punishment if they are deliberately indifferent to an
inmate's serious medical needs.” Victoria W. v.
Larpenter, 369 F.3d 475, 483 (5th Cir. 2004) (citing
Estelle, 429 U.S. 97, 103-04 (1976)).
“Deliberate indifference encompasses only unnecessary
and wanton infliction of pain repugnant to the conscience of
mankind.” Norton v. Dimazana, 122 F.3d 286,
291 (5th Cir. 1997). An inmate who merely
“[d]isagree[s] with medical treatment does not state a
claim for Eighth Amendment indifference to medical
needs.” Id. at 292. Finally, “[a] delay
in medical care violates the Eighth Amendment only if it is
due to deliberate indifference and results in substantial
harm.” Smith v. Millhauser, 444 F. App'x
812, 813 (5th Cir. 2011).
Abanagan urges the Court to dismiss Usé's
complaint because the factual allegations do not state a
facially plausible claim that he “acted with deliberate
indifference to Us[é]'s serious medical
needs.” Def.'s Mem.  at 2. For his part,
Usé contends that he has met his burden at the
pleading stage, noting that Abanagan has ceased his pain
medication “for 3 to 6 months at a time for no
reason” and “refuses to order his pain
medication, ” causing Usé “und[ue] pain in
his back, legs, feet and hands.” Pl.'s Mem.  at
Abanagan makes a strong argument that Usé's
allegations demonstrate nothing more than “a difference
of opinion as to the proper course of treatment” and do
not show deliberate indifference. Trujillo v. Arce,
109 F. App'x 668, 670 (5th Cir. 2004). That said,
Usé does suggest that he was denied pain relief
without reason. While this may be somewhat thin, on a Rule
12(b)(6) motion, the Court would generally be inclined to
grant the pro se plaintiff leave to amend. Lerma,
338 F. App'x at 474. But an amended complaint may be no
better and draw another motion under Rule 12. In an effort to
more efficiently bring this case to a resolution, and because
this presents a close call, the Court will deny Dr.
Abanagan's motion without prejudice. Magistrate Judge
Ball can conduct a Spears hearing and better assess
the viability of Usé's claims. Spears v.
McCotter, 766 F.2d 179 (5th Cir. 1985). If Usé
cannot better state his claim, then Dr. Abanagan may again

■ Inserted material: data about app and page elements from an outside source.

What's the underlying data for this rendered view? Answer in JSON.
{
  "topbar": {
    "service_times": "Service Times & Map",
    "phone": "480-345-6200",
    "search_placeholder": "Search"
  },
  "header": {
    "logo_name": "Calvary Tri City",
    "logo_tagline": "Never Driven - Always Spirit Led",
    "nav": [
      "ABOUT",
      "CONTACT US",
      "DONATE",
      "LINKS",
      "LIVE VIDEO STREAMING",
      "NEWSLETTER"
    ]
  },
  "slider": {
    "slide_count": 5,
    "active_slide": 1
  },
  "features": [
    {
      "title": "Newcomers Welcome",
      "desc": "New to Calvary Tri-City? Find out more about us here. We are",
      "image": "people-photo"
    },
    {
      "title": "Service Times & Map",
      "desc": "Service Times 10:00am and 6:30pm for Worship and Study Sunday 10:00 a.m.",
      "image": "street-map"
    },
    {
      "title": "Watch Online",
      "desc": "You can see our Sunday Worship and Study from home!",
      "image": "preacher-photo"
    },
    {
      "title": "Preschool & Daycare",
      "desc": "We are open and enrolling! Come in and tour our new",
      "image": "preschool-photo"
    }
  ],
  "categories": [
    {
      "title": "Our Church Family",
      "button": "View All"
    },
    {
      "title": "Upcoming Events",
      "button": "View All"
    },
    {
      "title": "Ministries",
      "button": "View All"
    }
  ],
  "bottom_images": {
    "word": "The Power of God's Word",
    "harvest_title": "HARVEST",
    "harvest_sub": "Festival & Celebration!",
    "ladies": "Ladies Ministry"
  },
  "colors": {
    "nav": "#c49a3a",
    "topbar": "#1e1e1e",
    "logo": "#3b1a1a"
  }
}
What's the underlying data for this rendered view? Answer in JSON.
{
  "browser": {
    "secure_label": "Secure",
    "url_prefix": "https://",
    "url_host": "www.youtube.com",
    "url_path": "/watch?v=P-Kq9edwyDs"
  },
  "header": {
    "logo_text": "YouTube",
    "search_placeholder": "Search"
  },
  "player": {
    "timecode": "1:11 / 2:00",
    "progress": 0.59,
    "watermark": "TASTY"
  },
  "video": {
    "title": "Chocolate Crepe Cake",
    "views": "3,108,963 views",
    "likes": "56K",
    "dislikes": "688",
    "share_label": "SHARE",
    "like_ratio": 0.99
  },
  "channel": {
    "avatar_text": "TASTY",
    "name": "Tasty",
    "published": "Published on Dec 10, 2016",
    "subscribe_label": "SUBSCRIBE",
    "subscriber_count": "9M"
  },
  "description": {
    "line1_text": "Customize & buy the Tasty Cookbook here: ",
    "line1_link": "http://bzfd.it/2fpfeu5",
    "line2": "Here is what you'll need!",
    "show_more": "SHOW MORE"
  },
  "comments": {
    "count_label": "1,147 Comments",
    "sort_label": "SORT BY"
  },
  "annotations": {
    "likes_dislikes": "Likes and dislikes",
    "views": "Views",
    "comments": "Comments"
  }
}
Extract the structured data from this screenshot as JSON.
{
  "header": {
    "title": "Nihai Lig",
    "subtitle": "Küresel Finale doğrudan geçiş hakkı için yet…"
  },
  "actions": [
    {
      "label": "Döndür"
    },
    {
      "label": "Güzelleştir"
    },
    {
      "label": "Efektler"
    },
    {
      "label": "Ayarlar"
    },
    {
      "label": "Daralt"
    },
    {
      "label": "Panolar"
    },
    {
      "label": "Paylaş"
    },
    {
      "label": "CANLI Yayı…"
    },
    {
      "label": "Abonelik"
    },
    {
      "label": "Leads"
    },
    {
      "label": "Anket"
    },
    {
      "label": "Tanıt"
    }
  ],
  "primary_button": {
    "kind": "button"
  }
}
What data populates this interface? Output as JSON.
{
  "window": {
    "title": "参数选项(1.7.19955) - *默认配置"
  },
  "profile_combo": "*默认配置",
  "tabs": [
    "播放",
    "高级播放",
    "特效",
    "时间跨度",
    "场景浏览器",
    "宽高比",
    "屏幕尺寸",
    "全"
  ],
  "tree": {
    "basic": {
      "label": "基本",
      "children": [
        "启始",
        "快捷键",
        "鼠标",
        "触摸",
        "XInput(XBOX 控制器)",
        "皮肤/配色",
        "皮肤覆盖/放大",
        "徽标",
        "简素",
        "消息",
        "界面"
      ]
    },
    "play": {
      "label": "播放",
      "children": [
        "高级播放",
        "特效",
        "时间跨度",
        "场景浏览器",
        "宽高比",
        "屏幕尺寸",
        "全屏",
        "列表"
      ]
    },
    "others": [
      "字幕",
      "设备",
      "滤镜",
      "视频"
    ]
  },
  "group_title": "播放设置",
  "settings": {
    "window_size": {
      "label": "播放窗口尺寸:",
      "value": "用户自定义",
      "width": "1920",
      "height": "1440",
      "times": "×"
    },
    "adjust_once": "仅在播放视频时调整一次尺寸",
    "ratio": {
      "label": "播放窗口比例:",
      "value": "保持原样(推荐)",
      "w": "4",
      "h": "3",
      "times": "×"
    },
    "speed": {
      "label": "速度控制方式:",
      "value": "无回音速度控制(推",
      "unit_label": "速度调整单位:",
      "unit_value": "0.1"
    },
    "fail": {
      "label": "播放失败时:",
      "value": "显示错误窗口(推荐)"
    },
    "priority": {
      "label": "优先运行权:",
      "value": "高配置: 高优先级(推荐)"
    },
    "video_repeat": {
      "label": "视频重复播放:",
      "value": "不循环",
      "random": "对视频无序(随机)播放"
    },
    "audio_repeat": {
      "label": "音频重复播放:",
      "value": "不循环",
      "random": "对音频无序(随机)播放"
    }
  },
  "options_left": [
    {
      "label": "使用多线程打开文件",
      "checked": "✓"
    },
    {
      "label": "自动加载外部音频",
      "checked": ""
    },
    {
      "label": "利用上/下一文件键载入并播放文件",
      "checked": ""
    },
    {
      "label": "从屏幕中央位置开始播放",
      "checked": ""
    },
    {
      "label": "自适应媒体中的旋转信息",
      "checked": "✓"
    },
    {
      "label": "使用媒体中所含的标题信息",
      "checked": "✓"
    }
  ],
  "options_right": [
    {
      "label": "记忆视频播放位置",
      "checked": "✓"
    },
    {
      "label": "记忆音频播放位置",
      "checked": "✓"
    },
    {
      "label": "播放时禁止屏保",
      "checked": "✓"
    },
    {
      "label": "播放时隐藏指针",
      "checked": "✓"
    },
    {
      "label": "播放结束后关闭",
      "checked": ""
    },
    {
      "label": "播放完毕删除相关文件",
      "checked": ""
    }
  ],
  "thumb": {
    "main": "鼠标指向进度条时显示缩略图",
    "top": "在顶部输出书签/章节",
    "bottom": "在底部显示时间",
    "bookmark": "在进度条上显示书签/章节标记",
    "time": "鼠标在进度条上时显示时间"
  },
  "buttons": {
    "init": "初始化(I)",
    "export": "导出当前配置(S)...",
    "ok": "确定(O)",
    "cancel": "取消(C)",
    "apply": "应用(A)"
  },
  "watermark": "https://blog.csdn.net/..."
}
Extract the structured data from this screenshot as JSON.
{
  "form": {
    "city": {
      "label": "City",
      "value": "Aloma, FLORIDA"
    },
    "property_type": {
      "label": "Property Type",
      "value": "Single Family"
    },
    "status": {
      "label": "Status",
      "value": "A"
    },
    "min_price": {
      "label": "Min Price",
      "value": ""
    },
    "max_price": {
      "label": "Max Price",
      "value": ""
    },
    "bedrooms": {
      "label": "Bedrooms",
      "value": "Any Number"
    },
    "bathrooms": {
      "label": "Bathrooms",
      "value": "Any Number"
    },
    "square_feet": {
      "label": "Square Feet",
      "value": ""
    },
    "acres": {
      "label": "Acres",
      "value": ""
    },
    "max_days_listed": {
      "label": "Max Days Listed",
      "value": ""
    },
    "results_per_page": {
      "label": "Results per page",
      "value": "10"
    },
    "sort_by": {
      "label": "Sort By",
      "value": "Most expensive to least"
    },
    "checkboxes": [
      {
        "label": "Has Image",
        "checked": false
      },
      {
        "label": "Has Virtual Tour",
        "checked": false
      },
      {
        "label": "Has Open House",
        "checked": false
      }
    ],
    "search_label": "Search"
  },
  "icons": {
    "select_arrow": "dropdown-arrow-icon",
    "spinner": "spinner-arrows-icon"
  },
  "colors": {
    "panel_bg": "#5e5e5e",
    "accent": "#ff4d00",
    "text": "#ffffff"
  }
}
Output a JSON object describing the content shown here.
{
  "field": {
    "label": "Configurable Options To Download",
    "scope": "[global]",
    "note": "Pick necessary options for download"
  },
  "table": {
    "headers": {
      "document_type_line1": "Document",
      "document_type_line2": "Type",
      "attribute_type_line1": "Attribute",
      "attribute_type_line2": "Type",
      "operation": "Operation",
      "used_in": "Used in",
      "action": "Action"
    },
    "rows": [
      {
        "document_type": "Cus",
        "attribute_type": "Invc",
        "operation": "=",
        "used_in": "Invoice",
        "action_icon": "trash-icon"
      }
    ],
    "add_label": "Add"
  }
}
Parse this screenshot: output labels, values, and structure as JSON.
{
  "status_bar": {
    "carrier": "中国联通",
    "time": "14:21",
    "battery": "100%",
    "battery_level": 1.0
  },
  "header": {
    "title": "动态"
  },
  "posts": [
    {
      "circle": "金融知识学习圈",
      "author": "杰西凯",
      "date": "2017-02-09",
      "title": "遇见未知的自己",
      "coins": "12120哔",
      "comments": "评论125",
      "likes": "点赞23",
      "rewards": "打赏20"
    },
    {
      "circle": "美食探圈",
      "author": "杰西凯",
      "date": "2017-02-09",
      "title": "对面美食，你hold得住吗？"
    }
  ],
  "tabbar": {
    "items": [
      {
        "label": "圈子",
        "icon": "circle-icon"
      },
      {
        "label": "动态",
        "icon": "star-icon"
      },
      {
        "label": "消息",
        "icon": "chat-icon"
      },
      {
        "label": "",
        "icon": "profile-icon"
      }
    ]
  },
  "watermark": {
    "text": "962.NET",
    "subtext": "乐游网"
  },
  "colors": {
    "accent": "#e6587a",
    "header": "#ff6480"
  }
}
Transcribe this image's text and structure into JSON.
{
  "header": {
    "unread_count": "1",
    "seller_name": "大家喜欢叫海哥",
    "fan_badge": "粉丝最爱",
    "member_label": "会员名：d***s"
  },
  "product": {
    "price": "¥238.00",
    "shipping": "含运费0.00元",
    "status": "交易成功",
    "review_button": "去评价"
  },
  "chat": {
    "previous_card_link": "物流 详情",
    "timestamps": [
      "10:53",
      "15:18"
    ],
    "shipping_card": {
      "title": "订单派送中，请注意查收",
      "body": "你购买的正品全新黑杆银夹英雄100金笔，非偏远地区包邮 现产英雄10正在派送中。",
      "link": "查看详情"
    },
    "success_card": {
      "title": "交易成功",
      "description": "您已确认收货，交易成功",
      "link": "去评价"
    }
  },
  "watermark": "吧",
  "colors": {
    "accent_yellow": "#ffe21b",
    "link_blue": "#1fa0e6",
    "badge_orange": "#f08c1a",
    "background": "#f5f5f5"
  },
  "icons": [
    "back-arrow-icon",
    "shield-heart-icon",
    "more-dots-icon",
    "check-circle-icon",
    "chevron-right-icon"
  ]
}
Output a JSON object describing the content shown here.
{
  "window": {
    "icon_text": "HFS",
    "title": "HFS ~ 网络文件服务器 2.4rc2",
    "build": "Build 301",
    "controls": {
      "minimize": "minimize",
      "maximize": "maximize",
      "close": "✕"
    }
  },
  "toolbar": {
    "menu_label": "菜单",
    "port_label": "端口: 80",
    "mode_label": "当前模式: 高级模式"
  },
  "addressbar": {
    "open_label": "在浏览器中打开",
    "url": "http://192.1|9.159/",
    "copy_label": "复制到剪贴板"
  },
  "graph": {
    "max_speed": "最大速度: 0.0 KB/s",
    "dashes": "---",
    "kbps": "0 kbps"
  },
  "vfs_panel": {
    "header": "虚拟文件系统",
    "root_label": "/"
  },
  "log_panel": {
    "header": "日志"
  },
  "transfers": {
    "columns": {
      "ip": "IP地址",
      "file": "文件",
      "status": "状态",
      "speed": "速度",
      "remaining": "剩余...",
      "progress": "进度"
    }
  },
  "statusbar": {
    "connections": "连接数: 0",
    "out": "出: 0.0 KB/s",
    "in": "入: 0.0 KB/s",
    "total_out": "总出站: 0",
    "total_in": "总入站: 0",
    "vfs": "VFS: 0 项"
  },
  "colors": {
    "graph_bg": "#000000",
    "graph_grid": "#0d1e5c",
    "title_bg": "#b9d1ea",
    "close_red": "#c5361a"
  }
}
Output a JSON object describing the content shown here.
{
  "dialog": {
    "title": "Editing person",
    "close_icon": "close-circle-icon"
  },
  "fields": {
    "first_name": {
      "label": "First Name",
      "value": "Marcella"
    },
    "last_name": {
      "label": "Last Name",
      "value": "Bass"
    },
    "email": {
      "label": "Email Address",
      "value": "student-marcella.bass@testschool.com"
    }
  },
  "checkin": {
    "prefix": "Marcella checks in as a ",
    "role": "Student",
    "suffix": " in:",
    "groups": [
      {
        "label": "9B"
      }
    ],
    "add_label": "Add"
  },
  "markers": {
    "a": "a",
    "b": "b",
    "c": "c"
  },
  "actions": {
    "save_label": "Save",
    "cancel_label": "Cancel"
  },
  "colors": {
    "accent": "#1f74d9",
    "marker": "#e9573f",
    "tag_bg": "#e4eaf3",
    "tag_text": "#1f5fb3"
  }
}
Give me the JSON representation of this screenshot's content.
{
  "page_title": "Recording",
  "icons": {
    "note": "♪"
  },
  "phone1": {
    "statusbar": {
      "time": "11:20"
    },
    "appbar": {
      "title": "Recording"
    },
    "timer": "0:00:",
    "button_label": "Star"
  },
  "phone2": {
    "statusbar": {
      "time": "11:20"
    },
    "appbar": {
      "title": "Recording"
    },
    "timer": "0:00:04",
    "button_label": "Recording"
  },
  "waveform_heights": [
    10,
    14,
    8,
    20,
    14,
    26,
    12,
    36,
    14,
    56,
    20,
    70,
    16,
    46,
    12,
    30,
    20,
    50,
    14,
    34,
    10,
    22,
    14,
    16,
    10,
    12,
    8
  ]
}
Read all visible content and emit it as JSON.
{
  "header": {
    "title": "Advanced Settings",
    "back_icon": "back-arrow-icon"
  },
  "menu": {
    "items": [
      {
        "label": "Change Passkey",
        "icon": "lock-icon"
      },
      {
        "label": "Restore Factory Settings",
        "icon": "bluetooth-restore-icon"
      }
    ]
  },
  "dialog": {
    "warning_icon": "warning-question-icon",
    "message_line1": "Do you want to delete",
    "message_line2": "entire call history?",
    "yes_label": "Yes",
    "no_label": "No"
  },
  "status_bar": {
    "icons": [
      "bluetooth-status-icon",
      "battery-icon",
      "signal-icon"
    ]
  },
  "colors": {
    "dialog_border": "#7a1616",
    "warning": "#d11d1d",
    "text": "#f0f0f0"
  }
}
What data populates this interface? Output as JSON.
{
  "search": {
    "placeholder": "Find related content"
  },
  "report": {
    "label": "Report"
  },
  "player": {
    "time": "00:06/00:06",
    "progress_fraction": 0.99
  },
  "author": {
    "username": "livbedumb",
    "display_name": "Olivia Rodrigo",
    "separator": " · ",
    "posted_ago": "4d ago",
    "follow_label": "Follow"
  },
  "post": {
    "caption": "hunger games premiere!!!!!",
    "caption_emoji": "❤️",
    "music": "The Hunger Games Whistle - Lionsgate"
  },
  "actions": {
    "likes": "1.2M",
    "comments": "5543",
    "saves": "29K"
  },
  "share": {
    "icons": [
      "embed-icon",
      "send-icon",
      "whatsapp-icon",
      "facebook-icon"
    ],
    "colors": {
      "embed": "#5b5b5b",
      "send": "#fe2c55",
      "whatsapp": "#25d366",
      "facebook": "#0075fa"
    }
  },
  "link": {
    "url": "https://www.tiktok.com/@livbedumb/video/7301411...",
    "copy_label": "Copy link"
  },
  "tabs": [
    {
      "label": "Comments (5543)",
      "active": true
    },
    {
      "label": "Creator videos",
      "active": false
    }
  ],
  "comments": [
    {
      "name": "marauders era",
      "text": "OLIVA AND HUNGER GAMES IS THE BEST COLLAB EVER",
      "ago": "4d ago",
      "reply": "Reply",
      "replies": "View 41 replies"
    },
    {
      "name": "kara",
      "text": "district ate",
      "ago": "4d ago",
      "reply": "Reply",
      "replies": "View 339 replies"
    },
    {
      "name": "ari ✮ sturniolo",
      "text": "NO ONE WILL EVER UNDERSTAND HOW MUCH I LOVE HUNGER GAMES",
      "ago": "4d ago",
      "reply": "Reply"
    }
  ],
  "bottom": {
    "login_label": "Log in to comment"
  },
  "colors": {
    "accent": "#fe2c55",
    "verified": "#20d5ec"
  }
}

Court has considered all arguments. Those not specifically
addressed would not have changed the outcome. For the
foregoing reasons, Defendant Dr. Roland Abanagan's ...